4 The price cut makes the entry value negative (in present value terms) in the market in which predation occurs.
5 Yet the victim is not sure that the price cut is predatory. The price cut could be interpreted by the entrant as implying that its entry value is negative under normal competition. In other words, the victim entertains the possibility that there is no room for it in the market under competitive conditions.
“Ronald [Coase] said he had gotten tired of antitrust because when the prices went up the judges said it was monopoly, when the prices went down they said it was predatory pricing, and when they stayed the same they said it was tacit collusion.”A rule that says everything is illegal is at least simple.
–William Landes, “The Fire of Truth: A Remembrance of Law and Econ at Chicago”, JLE (1981) p. 193.
Update: In the comments to this post John Lott makes the important point that
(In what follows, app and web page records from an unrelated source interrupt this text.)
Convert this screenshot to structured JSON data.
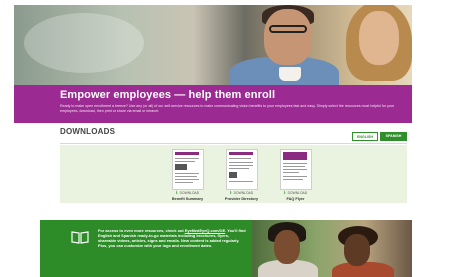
{
  "banner": {
    "title": "Empower employees — help them enroll",
    "body": "Ready to make open enrollment a breeze? Use any (or all) of our self-service resources to make communicating vision benefits to your employees fast and easy. Simply select the resources most helpful for your employees, download, then print or share via email or intranet."
  },
  "downloads": {
    "title": "DOWNLOADS",
    "languages": [
      "ENGLISH",
      "SPANISH"
    ],
    "selected_language": "SPANISH",
    "download_label": "DOWNLOAD",
    "items": [
      {
        "name": "Benefit Summary"
      },
      {
        "name": "Provider Directory"
      },
      {
        "name": "FAQ Flyer"
      }
    ]
  },
  "promo": {
    "lead": "For access to even more resources, check out",
    "link": "EyeMedEyeQ.com/OE",
    "body": ". You'll find English and Spanish ready-to-go materials including brochures, flyers, shareable videos, articles, signs and emails. New content is added regularly. Plus, you can customize with your logo and enrollment dates."
  },
  "colors": {
    "banner": "#9b2a93",
    "accent_green": "#2f8f2a",
    "panel": "#e9f3df"
  },
  "icons": [
    "download-icon",
    "book-icon"
  ]
}
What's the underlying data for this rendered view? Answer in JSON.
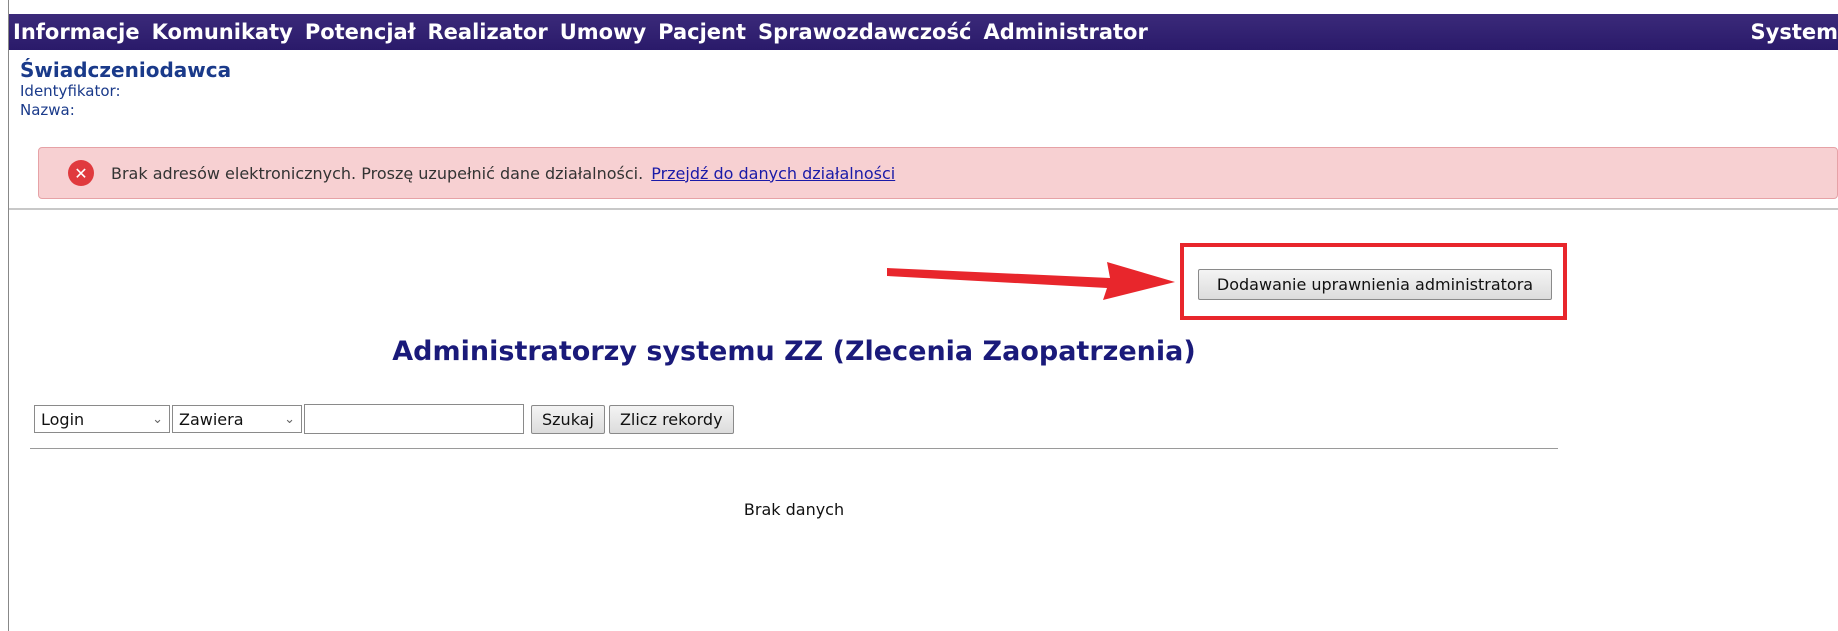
{
  "menu": {
    "items": [
      "Informacje",
      "Komunikaty",
      "Potencjał",
      "Realizator",
      "Umowy",
      "Pacjent",
      "Sprawozdawczość",
      "Administrator"
    ],
    "right_item": "System"
  },
  "provider": {
    "title": "Świadczeniodawca",
    "id_label": "Identyfikator:",
    "name_label": "Nazwa:"
  },
  "alert": {
    "icon": "error-x-icon",
    "message": "Brak adresów elektronicznych. Proszę uzupełnić dane działalności.",
    "link": "Przejdź do danych działalności",
    "color": "#f7d0d2"
  },
  "annotation": {
    "arrow_color": "#e8262c",
    "highlight_color": "#e8262c"
  },
  "actions": {
    "add_admin_label": "Dodawanie uprawnienia administratora"
  },
  "page": {
    "heading": "Administratorzy systemu ZZ (Zlecenia Zaopatrzenia)"
  },
  "search": {
    "field_selected": "Login",
    "operator_selected": "Zawiera",
    "value": "",
    "search_label": "Szukaj",
    "count_label": "Zlicz rekordy"
  },
  "results": {
    "empty_text": "Brak danych"
  },
  "colors": {
    "menu_bg": "#2e1e6e",
    "heading": "#1a1a7a"
  }
}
If predatory pricing is going to occur any place, it seems much more likely to be done by government enterprises.For more on anticompetitive behaviour by public enterprises see John Lott Jr., "Predation by Public Enterprises", Journal of Public Economics 43 (2) November: 237-51 and "Competing with the Government: Anticompetitive Behavior and Public Enterprises", edited by R. Richard Geddes, Standford: Hoover Institution Press, 2004. For an empirical analysis of predatory pricing see Lott's book "Are Predatory Commitments Credible?: Who Should the Courts Believe?", Chicago: University Of Chicago Press, 1999.